**ACTIVITY:** Filter the listing below down to the lines with the word "rows" and copy those.

**ENTRIES SUPPLIED:**

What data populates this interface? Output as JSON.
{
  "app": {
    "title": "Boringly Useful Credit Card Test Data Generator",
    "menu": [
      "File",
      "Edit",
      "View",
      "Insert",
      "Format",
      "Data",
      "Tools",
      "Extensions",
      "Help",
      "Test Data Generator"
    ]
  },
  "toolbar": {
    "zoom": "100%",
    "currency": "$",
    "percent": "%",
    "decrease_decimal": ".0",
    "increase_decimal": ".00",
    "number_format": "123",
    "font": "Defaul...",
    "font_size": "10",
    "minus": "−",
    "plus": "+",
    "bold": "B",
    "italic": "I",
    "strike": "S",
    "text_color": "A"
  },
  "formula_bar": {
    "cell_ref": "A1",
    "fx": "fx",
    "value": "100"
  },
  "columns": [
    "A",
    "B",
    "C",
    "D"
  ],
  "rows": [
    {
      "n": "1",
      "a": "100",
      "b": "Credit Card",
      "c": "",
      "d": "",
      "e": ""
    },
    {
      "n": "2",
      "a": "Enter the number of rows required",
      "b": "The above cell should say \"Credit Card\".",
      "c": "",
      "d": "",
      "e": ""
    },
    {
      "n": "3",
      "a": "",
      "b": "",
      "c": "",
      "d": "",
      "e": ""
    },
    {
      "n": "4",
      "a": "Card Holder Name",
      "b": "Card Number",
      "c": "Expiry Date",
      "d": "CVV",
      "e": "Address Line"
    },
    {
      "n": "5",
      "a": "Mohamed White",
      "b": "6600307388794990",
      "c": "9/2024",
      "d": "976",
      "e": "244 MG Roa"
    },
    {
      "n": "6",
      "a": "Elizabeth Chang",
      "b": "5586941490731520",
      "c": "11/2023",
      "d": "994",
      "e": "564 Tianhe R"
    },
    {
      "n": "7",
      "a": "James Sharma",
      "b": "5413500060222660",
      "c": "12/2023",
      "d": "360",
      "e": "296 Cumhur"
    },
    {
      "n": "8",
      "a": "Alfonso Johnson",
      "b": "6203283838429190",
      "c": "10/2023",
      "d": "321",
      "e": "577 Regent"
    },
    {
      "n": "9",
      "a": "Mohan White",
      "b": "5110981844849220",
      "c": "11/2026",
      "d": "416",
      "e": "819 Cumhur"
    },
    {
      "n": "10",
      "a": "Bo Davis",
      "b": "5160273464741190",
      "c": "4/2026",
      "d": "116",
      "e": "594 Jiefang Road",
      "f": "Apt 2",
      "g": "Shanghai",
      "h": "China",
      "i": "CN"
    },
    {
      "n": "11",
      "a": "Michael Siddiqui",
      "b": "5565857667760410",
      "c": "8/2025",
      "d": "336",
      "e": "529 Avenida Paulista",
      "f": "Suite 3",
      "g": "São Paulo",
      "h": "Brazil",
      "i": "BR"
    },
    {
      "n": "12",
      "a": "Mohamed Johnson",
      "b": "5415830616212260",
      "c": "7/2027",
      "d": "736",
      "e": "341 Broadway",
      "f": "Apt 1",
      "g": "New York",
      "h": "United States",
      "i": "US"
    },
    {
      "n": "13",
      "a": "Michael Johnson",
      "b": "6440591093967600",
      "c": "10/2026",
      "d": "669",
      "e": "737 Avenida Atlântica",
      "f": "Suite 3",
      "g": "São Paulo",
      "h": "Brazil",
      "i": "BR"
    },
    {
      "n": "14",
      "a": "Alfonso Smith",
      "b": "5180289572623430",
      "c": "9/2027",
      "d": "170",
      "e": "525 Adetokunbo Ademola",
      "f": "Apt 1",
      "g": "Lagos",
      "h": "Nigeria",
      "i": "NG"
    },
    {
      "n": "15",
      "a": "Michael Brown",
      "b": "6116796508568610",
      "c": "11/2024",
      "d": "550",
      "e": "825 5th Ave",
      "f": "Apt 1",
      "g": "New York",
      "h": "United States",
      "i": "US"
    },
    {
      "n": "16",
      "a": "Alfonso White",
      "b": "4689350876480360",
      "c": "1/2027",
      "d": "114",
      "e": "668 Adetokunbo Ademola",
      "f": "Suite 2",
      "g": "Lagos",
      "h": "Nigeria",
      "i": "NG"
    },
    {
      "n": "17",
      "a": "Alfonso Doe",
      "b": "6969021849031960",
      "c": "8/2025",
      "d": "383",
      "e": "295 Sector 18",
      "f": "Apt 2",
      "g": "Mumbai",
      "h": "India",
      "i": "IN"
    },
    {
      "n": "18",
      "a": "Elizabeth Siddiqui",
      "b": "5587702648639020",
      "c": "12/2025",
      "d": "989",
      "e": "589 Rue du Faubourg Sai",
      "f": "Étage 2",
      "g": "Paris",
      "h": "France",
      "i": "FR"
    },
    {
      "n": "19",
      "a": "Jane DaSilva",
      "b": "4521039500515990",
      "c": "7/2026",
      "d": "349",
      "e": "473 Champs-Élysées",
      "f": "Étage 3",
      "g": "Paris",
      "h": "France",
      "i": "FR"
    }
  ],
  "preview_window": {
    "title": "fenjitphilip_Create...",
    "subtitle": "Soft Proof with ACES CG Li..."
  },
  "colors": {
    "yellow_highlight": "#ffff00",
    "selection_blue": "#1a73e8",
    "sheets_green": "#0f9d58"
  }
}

**FINAL ANSWER:**
  "rows": [
      "a": "Enter the number of rows required",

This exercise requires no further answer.